Sanofi (EURONEXT: SAN and NYSE:SNY) and Drugs for Neglected Diseases initiative (DNDi) announced today a three-year research collaboration agreement for the research of new treatments for nine neglected tropical diseases (NTDs), listed by the World Health Organization (WHO) for which new, adapted, and efficient tools are urgently needed to treat patients in endemic countries. This agreement is built upon a history of successful collaboration between Sanofi and DNDi.
[Geneva, Switzerland – April 28, 2011]
The Swiss Agency for Development and Cooperation (SDC) recently granted the Drugs for Neglected Diseases initiative (DNDi) a sum of four million Swiss Francs to be disbursed over three years. This grant reaffirms SDC’s increasing role as a major supporter of development and implementation of new treatments to fight neglected diseases, which affect millions in the poorest regions of the world.
[Geneva, Switzerland – January 25, 2011]

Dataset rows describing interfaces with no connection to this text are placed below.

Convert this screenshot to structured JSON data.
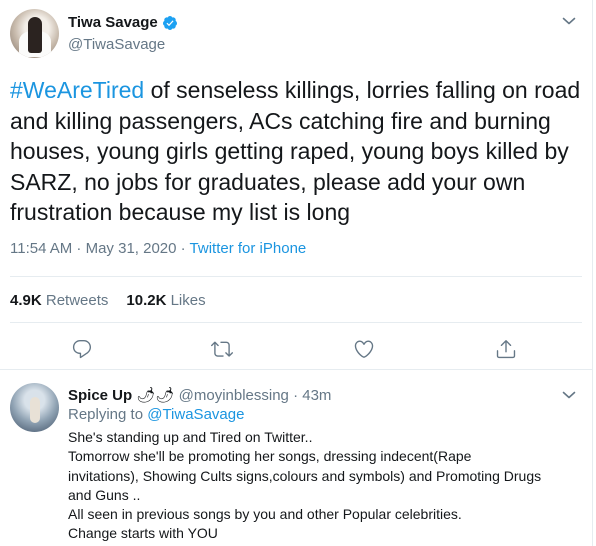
{
  "tweet": {
    "author_name": "Tiwa Savage",
    "author_handle": "@TiwaSavage",
    "hashtag": "#WeAreTired",
    "text": " of senseless killings, lorries falling on road and killing passengers, ACs catching fire and burning houses, young girls getting raped, young boys killed by SARZ, no jobs for graduates, please add your own frustration because my list is long",
    "time": "11:54 AM · May 31, 2020 · ",
    "source": "Twitter for iPhone",
    "retweets_count": "4.9K",
    "retweets_label": "Retweets",
    "likes_count": "10.2K",
    "likes_label": "Likes"
  },
  "reply": {
    "author_name": "Spice Up",
    "author_emoji": "🌶🌶",
    "author_handle": "@moyinblessing",
    "time": " · 43m",
    "replying_prefix": "Replying to ",
    "replying_to": "@TiwaSavage",
    "lines": [
      "She's standing up and Tired on Twitter..",
      "Tomorrow she'll be promoting her songs, dressing indecent(Rape",
      "invitations), Showing Cults signs,colours and symbols) and Promoting Drugs",
      "and Guns ..",
      "All seen in previous songs by you and other Popular celebrities.",
      "Change starts with YOU"
    ]
  },
  "icons": {
    "verified": "verified-badge-icon",
    "chevron": "chevron-down-icon",
    "reply": "reply-icon",
    "retweet": "retweet-icon",
    "like": "heart-icon",
    "share": "share-icon"
  },
  "colors": {
    "accent": "#1b95e0",
    "secondary_text": "#657786",
    "border": "#e6ecf0",
    "primary_text": "#14171a"
  }
}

A phase III clinical trial study published online in The Lancet shows that three short-course combination treatments for visceral leishmaniasis in India are efficacious and safe.